However, the answer to ‘what is web hosting for?’ doesn’t end there. It’s more than data storage. You can use it to actually do things – to perform useful tasks, or to replace IT hardware that you run and operate in your own business.
That’s why it’s important to remember that web hosting is not just disk space which you’re renting. You’re also buying access to some of that server’s computing power.
Publishing a website is still – by far – the most common use for web hosting services. But you can use them for many other things too. For instance:
- Hosting your intranet site. An intranet is a private website for people in your company. It’s a good place to put company policies, documents and so on. You can upload it to your hosting and restrict access to people in your business.
- Storing your business data. As internet connections get faster, it’s becoming more common for companies to store data online. This is usually more flexible than using a server on your premises, because you can log in from anywhere.
- Data backups. Web hosting is an easy way to take a backup copy of important data and store it off-site, where it’ll be safe if there’s a disaster (like a fire) at your premises. You simply copy everything to your hosting, over the internet.
- Running applications.
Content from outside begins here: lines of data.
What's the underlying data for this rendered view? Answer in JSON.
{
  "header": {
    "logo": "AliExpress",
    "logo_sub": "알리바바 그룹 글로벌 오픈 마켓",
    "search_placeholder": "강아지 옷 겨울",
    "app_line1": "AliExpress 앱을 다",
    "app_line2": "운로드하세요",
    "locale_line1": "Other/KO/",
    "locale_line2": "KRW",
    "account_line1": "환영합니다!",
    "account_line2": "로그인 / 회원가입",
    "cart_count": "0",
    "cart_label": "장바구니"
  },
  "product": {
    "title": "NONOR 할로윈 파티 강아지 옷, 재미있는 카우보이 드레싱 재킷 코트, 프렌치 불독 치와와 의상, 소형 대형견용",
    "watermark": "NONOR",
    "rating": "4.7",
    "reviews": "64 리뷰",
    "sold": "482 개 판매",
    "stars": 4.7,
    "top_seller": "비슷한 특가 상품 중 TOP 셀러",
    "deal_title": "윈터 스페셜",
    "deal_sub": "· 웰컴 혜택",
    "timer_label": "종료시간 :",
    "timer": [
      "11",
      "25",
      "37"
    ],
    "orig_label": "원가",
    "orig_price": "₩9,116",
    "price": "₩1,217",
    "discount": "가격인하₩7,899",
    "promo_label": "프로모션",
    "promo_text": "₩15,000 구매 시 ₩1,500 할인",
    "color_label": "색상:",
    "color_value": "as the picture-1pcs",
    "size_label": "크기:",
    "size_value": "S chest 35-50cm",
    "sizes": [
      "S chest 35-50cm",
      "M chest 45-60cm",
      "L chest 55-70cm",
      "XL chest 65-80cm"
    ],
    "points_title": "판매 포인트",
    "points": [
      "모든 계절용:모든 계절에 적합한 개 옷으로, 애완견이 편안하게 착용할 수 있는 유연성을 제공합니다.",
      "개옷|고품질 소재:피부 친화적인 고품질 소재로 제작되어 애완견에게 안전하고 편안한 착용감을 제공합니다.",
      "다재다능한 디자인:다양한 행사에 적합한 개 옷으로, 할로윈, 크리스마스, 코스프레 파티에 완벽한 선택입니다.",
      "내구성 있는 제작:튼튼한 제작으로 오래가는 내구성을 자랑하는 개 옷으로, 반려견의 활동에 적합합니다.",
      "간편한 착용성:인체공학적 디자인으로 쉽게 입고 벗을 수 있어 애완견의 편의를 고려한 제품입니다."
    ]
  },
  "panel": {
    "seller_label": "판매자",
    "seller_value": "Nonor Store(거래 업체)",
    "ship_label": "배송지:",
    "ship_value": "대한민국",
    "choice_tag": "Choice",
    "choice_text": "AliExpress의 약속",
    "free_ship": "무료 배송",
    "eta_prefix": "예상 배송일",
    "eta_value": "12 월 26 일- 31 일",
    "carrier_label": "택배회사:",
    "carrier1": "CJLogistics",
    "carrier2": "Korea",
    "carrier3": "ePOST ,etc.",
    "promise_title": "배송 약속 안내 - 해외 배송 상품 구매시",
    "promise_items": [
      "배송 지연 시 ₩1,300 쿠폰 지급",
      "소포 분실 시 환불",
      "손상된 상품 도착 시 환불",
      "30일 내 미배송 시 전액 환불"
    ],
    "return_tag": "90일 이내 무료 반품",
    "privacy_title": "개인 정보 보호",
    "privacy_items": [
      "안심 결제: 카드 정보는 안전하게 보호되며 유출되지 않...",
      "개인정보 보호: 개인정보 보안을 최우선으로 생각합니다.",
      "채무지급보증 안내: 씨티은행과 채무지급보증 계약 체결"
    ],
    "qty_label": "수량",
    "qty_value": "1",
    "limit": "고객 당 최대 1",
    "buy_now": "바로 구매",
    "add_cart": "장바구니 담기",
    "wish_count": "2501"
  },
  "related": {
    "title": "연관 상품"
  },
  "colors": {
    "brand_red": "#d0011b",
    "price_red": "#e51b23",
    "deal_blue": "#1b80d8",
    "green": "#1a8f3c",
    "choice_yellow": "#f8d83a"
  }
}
Traditionally, companies have run central applications – like a customer database – from a network server on their premises. But why not run it on your web hosting? That way you can access the applications from any internet connection.
- Company email. Email is another very common use for web hosting. Rather than having to maintain an email server to handle all incoming and outgoing mail, you can use web hosting space instead.
These services are all forms of cloud computing, where you use resources on the internet to perform tasks for your business. And web hosting is a crucial part of cloud computing, because it’s where those resources live.
In fact, most cloud computing services that you purchase by the month already come with web hosting, so you don’t need to worry about the hosting at all. But if you’re developing your own applications, or looking to install software onto your hosting, then you need to check carefully the kind of hosting you need.
If you’re clear on the answer to ‘what is web hosting?’, read about the types of web hosting available, to understand which is right for you.
Browse topics: The internet